Col. Chartchai Eimsaeng, deputy investigation chief of Thailand's immigration police, said Vito Roberto Palazzolo could be sent to Italy to serve a nine-year prison sentence for Mafia association because of a criminal cooperation agreement signed by both countries.

Palazzolo, 64, who was implicated in the "Pizza Connection" drug and money laundering trial, was detained Friday as he prepared to board a flight to South Africa, his adopted homeland, where he lives under the name of Robert von Palace Kolbatschenko. He was the subject of an Interpol "Red Notice" issued at Italy's request. A Red Notice asks for a wanted person's detention for the purpose of extradition.

Thai police were tipped off to Palazzolo's whereabouts by Sicilian Carabinieri agents who had been monitoring Facebook and other social media postings by Palazzolo and his family, according to the Carabinieri.

In 2009, Italy's highest court upheld Palazzolo's 2006 conviction and nine-year sentence for his Mafia ties.
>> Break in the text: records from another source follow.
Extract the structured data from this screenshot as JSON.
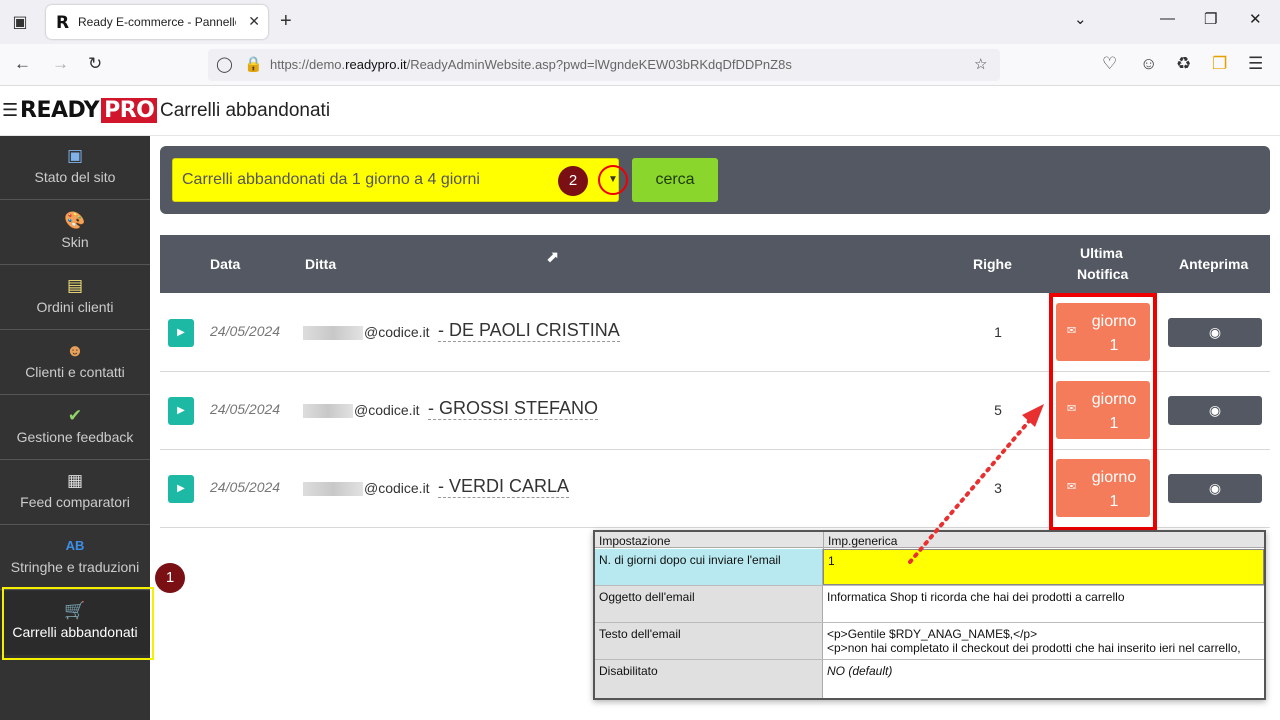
{
  "browser": {
    "tab_title": "Ready E-commerce - Pannello",
    "url_prefix": "https://demo.",
    "url_domain": "readypro.it",
    "url_path": "/ReadyAdminWebsite.asp?pwd=lWgndeKEW03bRKdqDfDDPnZ8s"
  },
  "header": {
    "logo_ready": "READY",
    "logo_pro": "PRO",
    "page_title": "Carrelli abbandonati"
  },
  "sidebar": {
    "items": [
      {
        "label": "Stato del sito",
        "icon": "site-status-icon"
      },
      {
        "label": "Skin",
        "icon": "palette-icon"
      },
      {
        "label": "Ordini clienti",
        "icon": "orders-icon"
      },
      {
        "label": "Clienti e contatti",
        "icon": "contacts-icon"
      },
      {
        "label": "Gestione feedback",
        "icon": "feedback-icon"
      },
      {
        "label": "Feed comparatori",
        "icon": "grid-icon"
      },
      {
        "label": "Stringhe e traduzioni",
        "icon": "translate-icon"
      },
      {
        "label": "Carrelli abbandonati",
        "icon": "cart-icon"
      }
    ]
  },
  "badges": {
    "one": "1",
    "two": "2"
  },
  "filter": {
    "selected": "Carrelli abbandonati da 1 giorno a 4 giorni",
    "search_label": "cerca"
  },
  "table": {
    "headers": {
      "data": "Data",
      "ditta": "Ditta",
      "righe": "Righe",
      "ultima": "Ultima",
      "notifica": "Notifica",
      "anteprima": "Anteprima"
    },
    "rows": [
      {
        "date": "24/05/2024",
        "email_domain": "@codice.it",
        "name": "- DE PAOLI CRISTINA",
        "righe": "1",
        "notif_word": "giorno",
        "notif_num": "1"
      },
      {
        "date": "24/05/2024",
        "email_domain": "@codice.it",
        "name": "- GROSSI STEFANO",
        "righe": "5",
        "notif_word": "giorno",
        "notif_num": "1"
      },
      {
        "date": "24/05/2024",
        "email_domain": "@codice.it",
        "name": "- VERDI CARLA",
        "righe": "3",
        "notif_word": "giorno",
        "notif_num": "1"
      }
    ]
  },
  "settings": {
    "col_impostazione": "Impostazione",
    "col_generica": "Imp.generica",
    "rows": [
      {
        "label": "N. di giorni dopo cui inviare l'email",
        "value": "1",
        "value2": ""
      },
      {
        "label": "Oggetto dell'email",
        "value": "Informatica Shop ti ricorda che hai dei prodotti a carrello",
        "value2": ""
      },
      {
        "label": "Testo dell'email",
        "value": "<p>Gentile $RDY_ANAG_NAME$,</p>",
        "value2": "<p>non hai completato il checkout dei prodotti che hai inserito ieri nel carrello,"
      },
      {
        "label": "Disabilitato",
        "value": "NO (default)",
        "value2": ""
      }
    ]
  },
  "colors": {
    "accent_green": "#8ad62c",
    "notif_orange": "#f57c5a",
    "teal": "#1db9a4",
    "panel": "#535862"
  }
}
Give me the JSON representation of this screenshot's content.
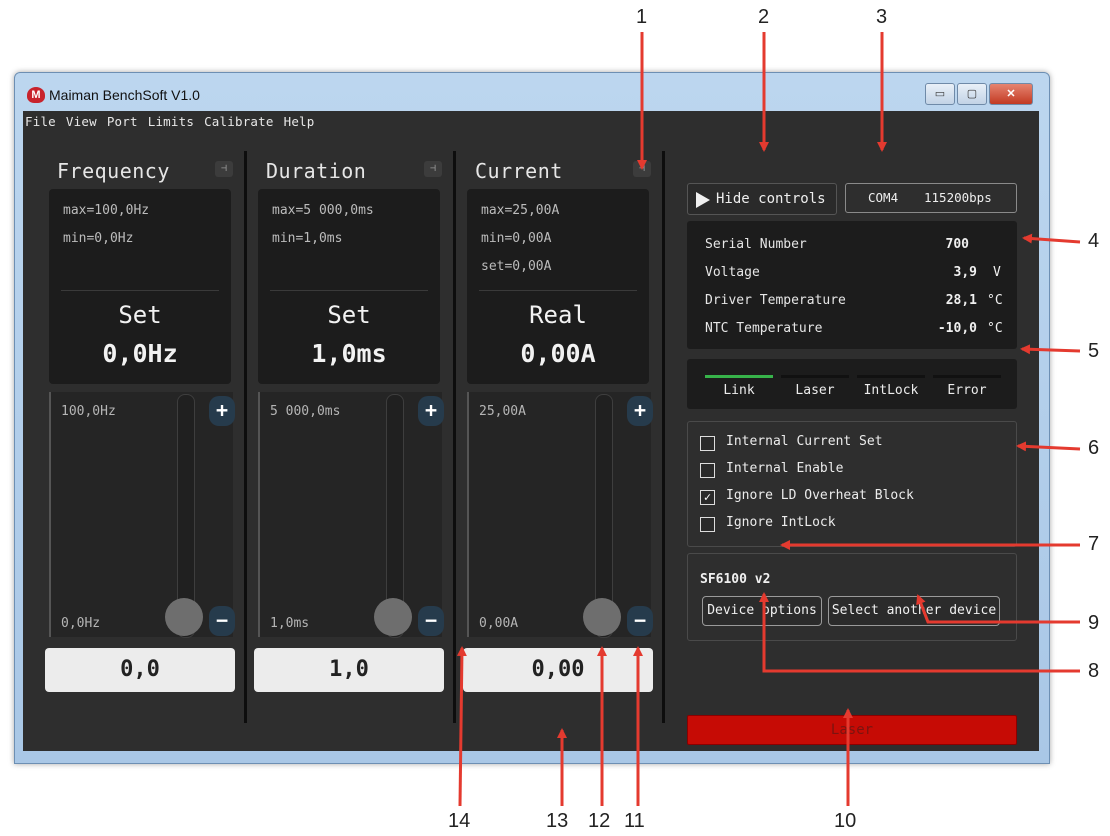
{
  "window": {
    "title": "Maiman BenchSoft V1.0",
    "logo_text": "M",
    "controls": {
      "minimize": "▭",
      "maximize": "▢",
      "close": "✕"
    }
  },
  "menu": [
    "File",
    "View",
    "Port",
    "Limits",
    "Calibrate",
    "Help"
  ],
  "columns": [
    {
      "title": "Frequency",
      "lines": [
        "max=100,0Hz",
        "min=0,0Hz"
      ],
      "mode": "Set",
      "value": "0,0Hz",
      "range_max": "100,0Hz",
      "range_min": "0,0Hz",
      "input": "0,0"
    },
    {
      "title": "Duration",
      "lines": [
        "max=5 000,0ms",
        "min=1,0ms"
      ],
      "mode": "Set",
      "value": "1,0ms",
      "range_max": "5 000,0ms",
      "range_min": "1,0ms",
      "input": "1,0"
    },
    {
      "title": "Current",
      "lines": [
        "max=25,00A",
        "min=0,00A",
        "set=0,00A"
      ],
      "mode": "Real",
      "value": "0,00A",
      "range_max": "25,00A",
      "range_min": "0,00A",
      "input": "0,00"
    }
  ],
  "pin_glyph": "⊣",
  "plus": "+",
  "minus": "−",
  "hide_controls": "Hide controls",
  "com": {
    "port": "COM4",
    "baud": "115200bps"
  },
  "status": {
    "serial_label": "Serial Number",
    "serial_value": "700",
    "voltage_label": "Voltage",
    "voltage_value": "3,9",
    "voltage_unit": "V",
    "driver_temp_label": "Driver Temperature",
    "driver_temp_value": "28,1",
    "driver_temp_unit": "°C",
    "ntc_temp_label": "NTC Temperature",
    "ntc_temp_value": "-10,0",
    "ntc_temp_unit": "°C"
  },
  "indicators": [
    "Link",
    "Laser",
    "IntLock",
    "Error"
  ],
  "indicator_active_color": "#37b34a",
  "options": [
    {
      "label": "Internal Current Set",
      "checked": "",
      "state": false
    },
    {
      "label": "Internal Enable",
      "checked": "",
      "state": false
    },
    {
      "label": "Ignore LD Overheat Block",
      "checked": "✓",
      "state": true
    },
    {
      "label": "Ignore IntLock",
      "checked": "",
      "state": false
    }
  ],
  "device": {
    "name": "SF6100 v2",
    "options_button": "Device options",
    "select_button": "Select another device"
  },
  "laser_button": "Laser",
  "laser_color": "#c60b05",
  "callouts": [
    "1",
    "2",
    "3",
    "4",
    "5",
    "6",
    "7",
    "8",
    "9",
    "10",
    "11",
    "12",
    "13",
    "14"
  ]
}
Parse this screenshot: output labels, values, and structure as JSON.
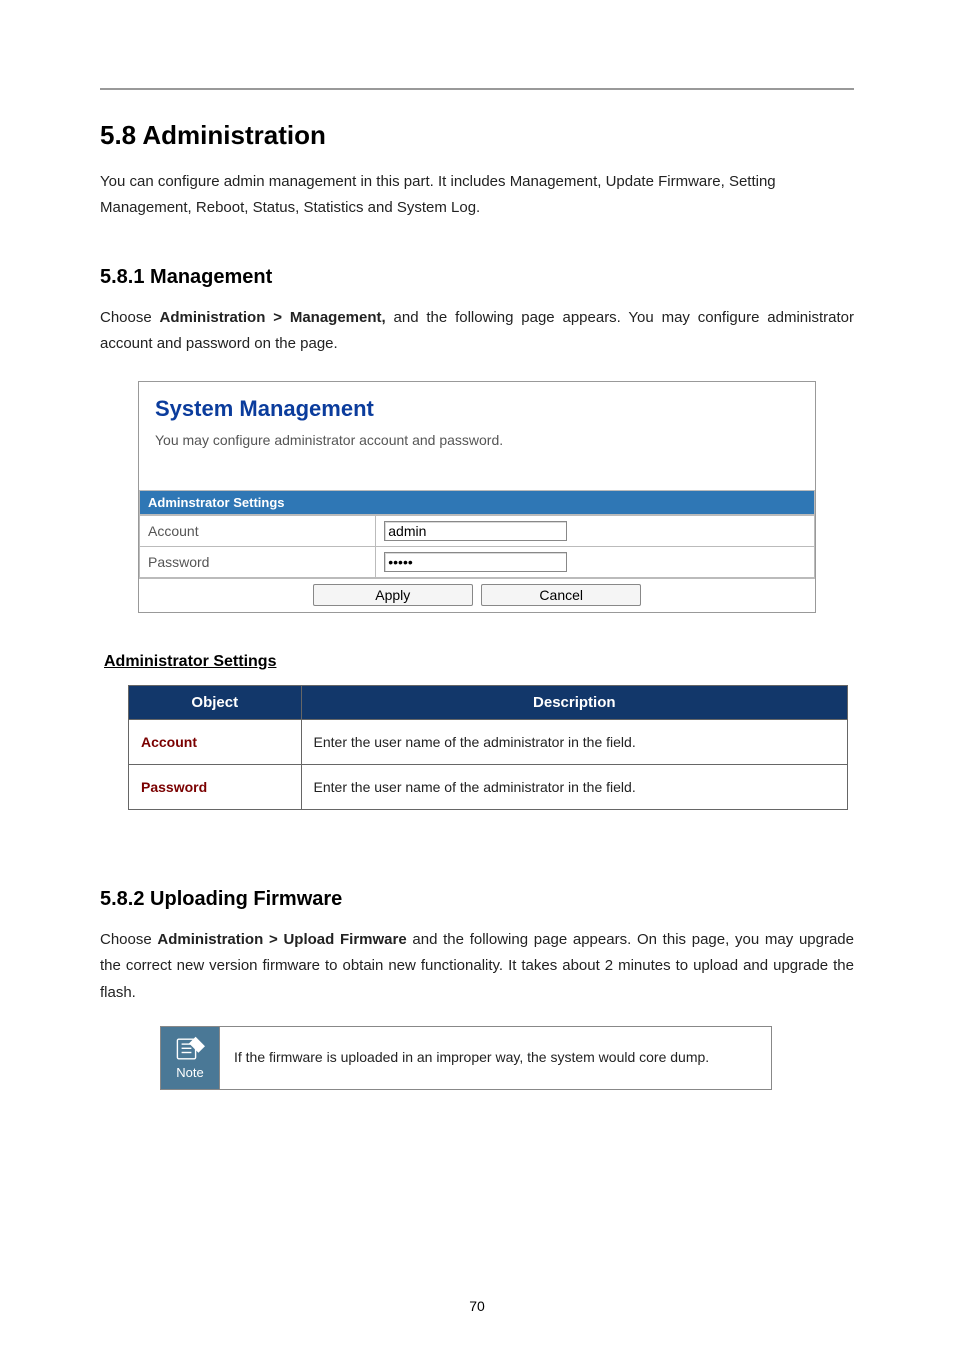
{
  "page_number": "70",
  "heading_main": "5.8 Administration",
  "intro_para": "You can configure admin management in this part. It includes Management, Update Firmware, Setting Management, Reboot, Status, Statistics and System Log.",
  "sub1": {
    "title": "5.8.1 Management",
    "para_pre": "Choose ",
    "para_bold": "Administration > Management,",
    "para_post": " and the following page appears. You may configure administrator account and password on the page."
  },
  "screenshot": {
    "title": "System Management",
    "desc": "You may configure administrator account and password.",
    "section_header": "Adminstrator Settings",
    "rows": {
      "account_label": "Account",
      "account_value": "admin",
      "password_label": "Password",
      "password_value": "•••••"
    },
    "buttons": {
      "apply": "Apply",
      "cancel": "Cancel"
    }
  },
  "admin_settings_heading": "Administrator Settings",
  "table": {
    "header_object": "Object",
    "header_description": "Description",
    "rows": [
      {
        "object": "Account",
        "desc": "Enter the user name of the administrator in the field."
      },
      {
        "object": "Password",
        "desc": "Enter the user name of the administrator in the field."
      }
    ]
  },
  "sub2": {
    "title": "5.8.2 Uploading Firmware",
    "para_pre": "Choose ",
    "para_bold": "Administration > Upload Firmware",
    "para_post": " and the following page appears. On this page, you may upgrade the correct new version firmware to obtain new functionality. It takes about 2 minutes to upload and upgrade the flash."
  },
  "note": {
    "label": "Note",
    "text": "If the firmware is uploaded in an improper way, the system would core dump."
  }
}
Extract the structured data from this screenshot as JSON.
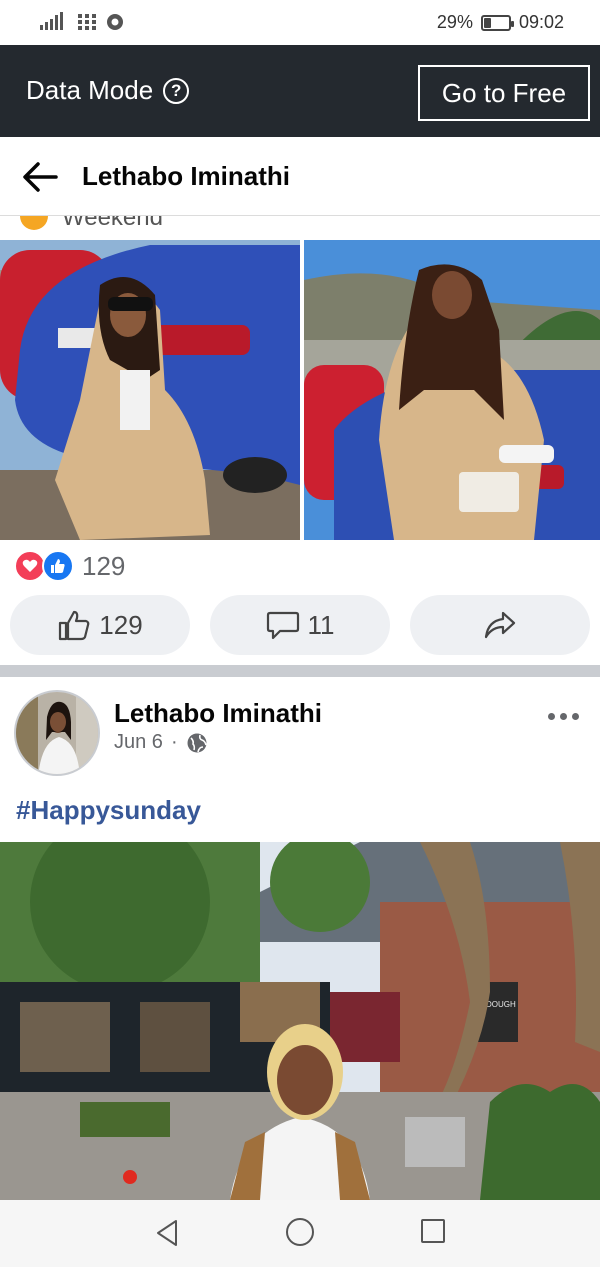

Prosecutors allege that while working in Switzerland as a banker, Palazzolo laundered money for some of Italy's top mobsters, a charge he denies.

Palazzolo has acknowledged that in 1982, while working as a banker in Switzerland, he returned about $6 million in funds to the Mafia after being threatened by the mob. He said he was made a scapegoat in the "Pizza Connection" case since he was a lone Sicilian working in Swiss banks that were accused of laundering drug money for the mob.

The "Pizza Connection" investigation broke a $1.6 billion heroin and cocaine smuggling operation that used New York pizzerias as fronts from 1975 to 1984.

On Monday, officials from the Italian and South African embassies met with Thai immigration police to discuss the case. Chartchai said South Africa had waived any claim on Palazzolo and agreed he could be sent to Italy if the authorities there can verify that he is the same person for whom they have issued an arrest warrant.

Chartchai said the extradition process could take two months. He said Thai authorities are detaining Palazzolo on immigration charges after canceling his visa.